Tim Wakefield Finally Reaches Milestone, Notches 200th Win
Jonathan Papelbon "congratulates" Tim Wakefield on joining the 200-win club
Since winning his 199th game on July 24 against Seattle, Tim Wakefield made a record eight attempts to reach 200. That marked a span of more than seven weeks in which Wakefield went winless.
But the eighth time proved to be a charm, as the Red Sox offense pounded out 18 runs in support of the knuckleballer.
Wakefield becomes just the 89th pitcher since 1900 to reach 200 career wins. And he is just the fifth player to do so in a Red Sox uniform, joining Curt Schilling (2006), Luis Tiant (1978), Fergie Jenkins (1976) and Lefty Grove (1934).
The oldest active player in the majors, at 45 years, 42 days, the 19-year veteran is also the second oldest pitcher to ever record 200 victories, behind Jack Quinn, who was 46 years, 339 days.
It's been a season of milestones for Wakefield, who became just the second pitcher in Red Sox history to record 2,000 Ks back in July. At this point, he may be getting used to making history.
Last year, Wakefield became the oldest pitcher to ever step on the mound for the Sox and the oldest to ever win a game for them.
However, in recent years, it's been a bit of a crapshoot every time Wakefield takes the mound.
When Wakefield throws his knuckleball, even he has absolutely no idea where it's going to end up after it leaves his hand. There are always an assortment of wild pitches and passed balls when Wakefield is on the hill.

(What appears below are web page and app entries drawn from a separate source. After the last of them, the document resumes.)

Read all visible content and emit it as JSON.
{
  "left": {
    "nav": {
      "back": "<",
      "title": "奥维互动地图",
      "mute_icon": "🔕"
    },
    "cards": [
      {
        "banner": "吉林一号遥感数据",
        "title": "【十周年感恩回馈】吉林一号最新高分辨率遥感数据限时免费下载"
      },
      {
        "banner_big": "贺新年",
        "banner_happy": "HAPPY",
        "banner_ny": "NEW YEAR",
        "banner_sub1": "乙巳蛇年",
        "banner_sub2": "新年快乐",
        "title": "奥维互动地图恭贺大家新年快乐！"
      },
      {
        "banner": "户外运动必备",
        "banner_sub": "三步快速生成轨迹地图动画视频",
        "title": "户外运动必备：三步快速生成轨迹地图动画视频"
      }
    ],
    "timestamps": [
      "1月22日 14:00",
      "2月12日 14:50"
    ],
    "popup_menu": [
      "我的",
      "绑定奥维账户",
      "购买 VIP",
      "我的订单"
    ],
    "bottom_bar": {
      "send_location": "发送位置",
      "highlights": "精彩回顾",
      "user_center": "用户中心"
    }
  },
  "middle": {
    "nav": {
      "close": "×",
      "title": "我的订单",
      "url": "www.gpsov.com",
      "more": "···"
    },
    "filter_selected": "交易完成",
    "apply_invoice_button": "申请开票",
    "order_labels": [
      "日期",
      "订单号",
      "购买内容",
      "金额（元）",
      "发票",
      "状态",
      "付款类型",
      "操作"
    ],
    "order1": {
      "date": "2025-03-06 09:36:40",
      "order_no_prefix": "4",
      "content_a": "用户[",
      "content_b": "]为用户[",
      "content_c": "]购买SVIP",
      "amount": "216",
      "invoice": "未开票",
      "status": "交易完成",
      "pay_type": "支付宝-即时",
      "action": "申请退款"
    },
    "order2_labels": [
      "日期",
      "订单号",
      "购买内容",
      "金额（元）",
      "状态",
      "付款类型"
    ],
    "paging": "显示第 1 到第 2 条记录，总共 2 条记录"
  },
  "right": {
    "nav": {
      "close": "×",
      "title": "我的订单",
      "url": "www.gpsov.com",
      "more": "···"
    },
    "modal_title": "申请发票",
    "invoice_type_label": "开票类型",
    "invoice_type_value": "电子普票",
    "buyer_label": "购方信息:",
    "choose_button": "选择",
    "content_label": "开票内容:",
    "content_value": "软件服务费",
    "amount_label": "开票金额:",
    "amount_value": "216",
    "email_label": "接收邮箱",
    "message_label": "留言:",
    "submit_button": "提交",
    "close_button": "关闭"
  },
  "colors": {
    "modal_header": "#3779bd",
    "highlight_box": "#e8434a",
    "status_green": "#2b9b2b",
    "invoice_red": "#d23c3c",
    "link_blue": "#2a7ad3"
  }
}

Last season, Wakefield went 4-10 and posted a 5.34 ERA. The Sox were 6-13 in games he started. This year, he's 7-6, with a 5.13 ERA.
While the last few years have been a struggle, Wakefield has always given the Red Sox everything he has.
Wakefield's long career has been marked by competitiveness more than greatness; his 4.41 career ERA is the highest of any pitcher to ever win 200 games.
A former Roberto Clemente Award winner, Wakefield has been a gracious and giving member the Boston community, as well as a great teammate. He has done everything the Red Sox have ever asked of him: start, short relief, long relief... whatever.
But the reality is that he's had just four 15-win seasons in his 17 years with the Red Sox. His 200 wins are a testament to his grittiness and rock-solid determination more than anything else. After all, this is a man who has built a two-decade career based on just one pitch.
A seasoned veteran, Wakefield has given the Sox 21 starts this season, which is more than anyone could have imagined. Yet, the guy has gotten little help from his teammates along the way — not that you'll ever him complain about it.
If the Sox had played well behind him, it's not a stretch to imagine that he could have won half his starts and posted at least 10 victories by now.
This is how the Red Sox bullpen performed in Wakefield's no-decisions between his 199th and 200th wins:
Clearly, Wakefield deserved better. But nothing has ever come easy for him.
The last time Wakefield had a season in which he posted an ERA below 4.00 was in 2002, when it was 2.81.
Wakefield's career has not been marked by greatness, but rather by great effort and a passionate commitment to the Red Sox.
Consequently, there is no one else Red Sox fans would rather root for, or see reach yet another milestone.